Topics: Education, Arts

A new art exhibition to showcase turnaround of some Rotorua taiohi

By Mānia Clarke
  • Waikato/Bay of Plenty

A Rotorua based Iwi-run alternative education whānau is changing the way some of the city's troubled mainstream rangatahi view schooling. Kōkiri will display 20 paintings by some of its youth in an exhibition called Tenei Au, as a showcase of the positive turn around.

15-year-old Levi knew little about his whakapapa. Since coming to Kōkiri that changed. 

Levi's mum Eleanor says she's seen a big change in him,

"Been a whole turnaround as well as in the home. And learning about where he's from and where he comes from because he hasn't had that father role model in his life."

Kōkiri work with referred rangatahi years 9 and 10 from four mainstream schools in the area who are on the verge of leaving.  In Rotorua, 400 young people aged 9-15 years aren't enrolled in school.

"For my attendance and drugs and yeah that's about it. I just use to go to school and use to ditch a lot," said 15-year-old student Isaia.

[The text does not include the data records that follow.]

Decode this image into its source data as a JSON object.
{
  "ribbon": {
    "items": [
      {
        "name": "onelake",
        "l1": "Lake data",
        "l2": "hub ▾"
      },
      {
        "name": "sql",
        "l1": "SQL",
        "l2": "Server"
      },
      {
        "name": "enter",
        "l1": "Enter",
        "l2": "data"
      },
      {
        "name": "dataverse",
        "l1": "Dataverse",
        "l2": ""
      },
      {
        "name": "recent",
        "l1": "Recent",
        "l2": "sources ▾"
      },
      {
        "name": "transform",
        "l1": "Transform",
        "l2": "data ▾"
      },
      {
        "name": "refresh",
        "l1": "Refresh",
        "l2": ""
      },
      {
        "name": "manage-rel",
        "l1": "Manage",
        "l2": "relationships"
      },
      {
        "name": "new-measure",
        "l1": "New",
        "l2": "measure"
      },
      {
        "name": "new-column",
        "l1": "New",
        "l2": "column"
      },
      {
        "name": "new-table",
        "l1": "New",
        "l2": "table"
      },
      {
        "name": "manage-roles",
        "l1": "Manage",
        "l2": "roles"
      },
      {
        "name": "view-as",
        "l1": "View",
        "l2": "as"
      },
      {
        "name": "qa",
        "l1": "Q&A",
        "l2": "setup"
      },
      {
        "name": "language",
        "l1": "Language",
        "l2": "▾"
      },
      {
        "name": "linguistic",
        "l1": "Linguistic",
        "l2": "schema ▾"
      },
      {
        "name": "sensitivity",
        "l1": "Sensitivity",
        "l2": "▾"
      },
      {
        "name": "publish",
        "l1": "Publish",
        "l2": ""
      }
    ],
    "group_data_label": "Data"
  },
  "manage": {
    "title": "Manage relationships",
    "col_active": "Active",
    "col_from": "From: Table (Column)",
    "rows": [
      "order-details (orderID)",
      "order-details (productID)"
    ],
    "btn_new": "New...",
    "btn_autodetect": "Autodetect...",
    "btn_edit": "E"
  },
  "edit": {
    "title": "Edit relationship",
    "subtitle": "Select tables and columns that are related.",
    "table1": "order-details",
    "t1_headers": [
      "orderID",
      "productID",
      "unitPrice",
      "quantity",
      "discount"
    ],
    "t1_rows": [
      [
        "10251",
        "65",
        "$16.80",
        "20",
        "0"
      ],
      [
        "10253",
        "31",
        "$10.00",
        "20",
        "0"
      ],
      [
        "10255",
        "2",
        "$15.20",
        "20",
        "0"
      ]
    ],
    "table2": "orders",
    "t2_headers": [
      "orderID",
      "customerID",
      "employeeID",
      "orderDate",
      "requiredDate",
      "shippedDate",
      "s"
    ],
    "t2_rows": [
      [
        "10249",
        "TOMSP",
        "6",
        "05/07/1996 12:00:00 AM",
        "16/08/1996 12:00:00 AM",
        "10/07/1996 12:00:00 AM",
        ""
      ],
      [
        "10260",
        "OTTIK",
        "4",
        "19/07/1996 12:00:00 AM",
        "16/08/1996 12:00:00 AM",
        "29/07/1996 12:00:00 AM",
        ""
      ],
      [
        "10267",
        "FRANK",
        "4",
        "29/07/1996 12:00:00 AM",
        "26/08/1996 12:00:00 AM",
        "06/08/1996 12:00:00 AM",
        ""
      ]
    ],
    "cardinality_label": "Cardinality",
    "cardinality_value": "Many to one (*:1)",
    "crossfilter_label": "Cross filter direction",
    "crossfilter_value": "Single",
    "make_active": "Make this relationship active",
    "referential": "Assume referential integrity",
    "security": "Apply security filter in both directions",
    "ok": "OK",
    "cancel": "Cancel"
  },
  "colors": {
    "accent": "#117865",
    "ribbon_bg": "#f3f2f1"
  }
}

Although Kōkiri has only been operating for six months there's been a big shift in attitude by the students. This will be showcased in the exhibition.

"I've found it really good like I've opened up a lot from since I was being at Girls High, I was just all like closed in, but now I've just opened up towards people," said 14-year-old student Caitlin.

"Their pieces are emotions of their's that they sometimes can't release in kōrero. So, giving them release that theraputic mahi toi gave them that opportunity to express themselves that way," said art tutor Kellaz McManus.

Kōkiri was established by Te Taumata o Ngāti Whakaue Iho Ake Trust to help address the high number of Māori youth leaving school without any qualification. The aim is to transition them back to school or further education pathways.

Te Taumata o Ngāti Whakaue projects co-ordinator, George Haimona said, "Some mistakenly think these youth are useless maybe, a naughty child, but for us, mainstream schools perhaps still don't really understand them, and how to engage with them and how to help our youth, that's why they become insubordinate and troublesome."

"It's helping me get through my education and all that, but my goal is to go back to school," said Isaia.

The exhibition opens on Thursday afternoon at Rotorua Lakes Council Galleria.